There are plans by President Donald Trump to sign an executive order that would remove the right to citizenship for babies of non-citizens and unauthorized immigrants born on U.S. soil.
This, the United States of America (US) President confirmed in an exclusive interview for Axios on HBO.
If the new executive order goes through, it will be the most dramatic move yet in Trump’s hardline immigration campaign, this time targeting “anchor babies” and “chain migration”, sparking off another standoff with the courts.
Trump told Axios on HBO that he has run the idea of ending birthright citizenship by his counsel and plans to proceed with the highly controversial move, which certainly will face legal challenges.

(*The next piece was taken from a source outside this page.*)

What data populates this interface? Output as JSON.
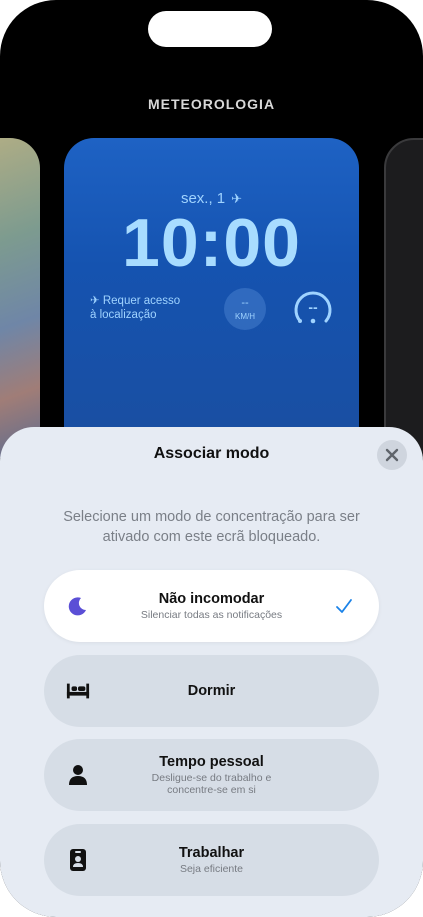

Axios on HBO had reportedly been working for weeks on a story on Trump’s plans for birthright citizenship, based on conversations with several sources, including one close to the White House Counsel’s office.
Few immigration and constitutional scholars believe it is within the president’s power to change birthright citizenship, former U.S. Citizenship and Immigration Services chief counsel Lynden Melmed tells Axios.
However, some conservatives have argued that the 14th Amendment was only intended to provide citizenship to children born in the U.S. to lawful permanent residents — not to unauthorized immigrants or those on temporary visas.
John Eastman, a constitutional scholar and director of Chapman University’s Center for Constitutional Jurisprudence, told Axios on HBO that the Constitution has been misapplied over the past 40 or so years. He says the line “subject to the jurisdiction thereof” originally referred to people with full, political allegiance to the U.S. — green card holders and citizens.
Until the 1960s, the 14th Amendment was never applied to undocumented or temporary immigrants, Eastman said.
Between 1980 and 2006, the number of births to unauthorized immigrants — which opponents of birthright citizenship call “anchor babies” — skyrocketed to a peak of 370,000, according to a 2016 study by Pew research. It then declined slightly during and following the Great Recession.